PCOS is a disorder that can cause problems with hormone levels, periods, and ovarian cysts. Sometimes PCOS affects ovulation, which can make it difficult to get pregnant. Femara can be used off-label to stimulate ovulation in people with PCOS. For more about the Femara dosage for fertility treatment and off-label use, see “What’s the recommended dosage of Femara for fertility treatment?” above.
What dosage of Femara would my doctor prescribe for gynecomastia?
Your doctor would likely not prescribe Femara for gynecomastia. This is because the FDA has not approved the drug to treat the condition. With gynecomastia, males* develop breasts due to hormone changes. The condition is sometimes referred to as “gyno.” If you’re interested in treatment for gynecomastia, talk with your doctor.
* Sex and gender exist on spectrums.

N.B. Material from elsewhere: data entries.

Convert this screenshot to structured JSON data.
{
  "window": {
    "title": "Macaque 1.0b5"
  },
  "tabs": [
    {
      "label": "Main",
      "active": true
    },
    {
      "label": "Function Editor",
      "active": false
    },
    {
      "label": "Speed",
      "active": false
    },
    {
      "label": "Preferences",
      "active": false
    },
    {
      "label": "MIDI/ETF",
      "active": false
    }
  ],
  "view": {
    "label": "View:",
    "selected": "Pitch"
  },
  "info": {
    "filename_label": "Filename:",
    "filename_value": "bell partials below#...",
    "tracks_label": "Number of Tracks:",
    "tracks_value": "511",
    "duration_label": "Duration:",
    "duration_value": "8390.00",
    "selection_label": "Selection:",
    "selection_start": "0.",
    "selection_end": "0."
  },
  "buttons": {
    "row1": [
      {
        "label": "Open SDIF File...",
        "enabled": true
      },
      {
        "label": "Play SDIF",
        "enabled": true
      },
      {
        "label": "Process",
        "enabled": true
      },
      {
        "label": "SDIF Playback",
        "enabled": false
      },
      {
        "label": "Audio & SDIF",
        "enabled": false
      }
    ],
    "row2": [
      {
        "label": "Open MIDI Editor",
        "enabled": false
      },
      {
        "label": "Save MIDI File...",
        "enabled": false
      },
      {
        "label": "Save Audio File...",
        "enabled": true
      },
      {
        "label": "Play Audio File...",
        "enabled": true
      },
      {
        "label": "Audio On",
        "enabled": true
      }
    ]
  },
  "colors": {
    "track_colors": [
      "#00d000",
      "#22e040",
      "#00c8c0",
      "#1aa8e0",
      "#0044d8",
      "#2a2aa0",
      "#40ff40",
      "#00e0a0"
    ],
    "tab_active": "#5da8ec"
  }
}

Use of the term “male” in this article refers to sex assigned at birth.
Other medical conditions you have can also affect your Femara dosage.
If you have severe liver problems, such as cirrhosis, your doctor may decrease how often you take Femara.
Femara comes as an oral tablet that you swallow. You can take your dose with food or without.
If you miss a dose of Femara, take it as soon as you remember.
To help make sure that you don’t miss a dose, try using a medication reminder. This can include setting an alarm or using a timer. You could also download a reminder app on your phone.
It’s important that you don’t use more Femara than your doctor prescribes. For some medications, taking more than the recommended amount may lead to side effects or overdose.
It’s not known what symptoms may occur with an overdose of Femara.
If you take more than the recommended amount of Femara
Call your doctor right away if you believe you’ve taken too much Femara. Another option is to call the American Association of Poison Control Centers at 800-222-1222 or use its online tool. If you have severe symptoms, immediately call 911 or your local emergency number, or go to the nearest emergency room.
The dosages in this article are typical dosages provided by the drug manufacturer. If your doctor recommends Femara for you, they will prescribe the dosage that’s right for you. Always follow the dosage that your doctor prescribes for you.
As with any drug, never change your dosage of Femara without your doctor’s recommendation. If you have questions about the dosage of Femara that’s right for you, talk with your doctor.
Besides learning about dosage, you may want other information about Femara. These additional articles might be helpful to you:
- More about Femara. For information about other aspects of Femara, refer to this article.
- Side effects. To learn about side effects of Femara, see this article. You can also look at the Femara prescribing information.
- Details about breast cancer. For more information about your condition, see our breast cancer hub, as well as our list of breast cancer articles.
Disclaimer: Medical News Today has made every effort to make certain that all information is factually correct, comprehensive, and up to date. However, this article should not be used as a substitute for the knowledge and expertise of a licensed healthcare professional. You should always consult your doctor or another healthcare professional before taking any medication. The drug information contained herein is subject to change and is not intended to cover all possible uses, directions, precautions, warnings, drug interactions, allergic reactions, or adverse effects. The absence of warnings or other information for a given drug does not indicate that the drug or drug combination is safe, effective, or appropriate for all patients or all specific uses.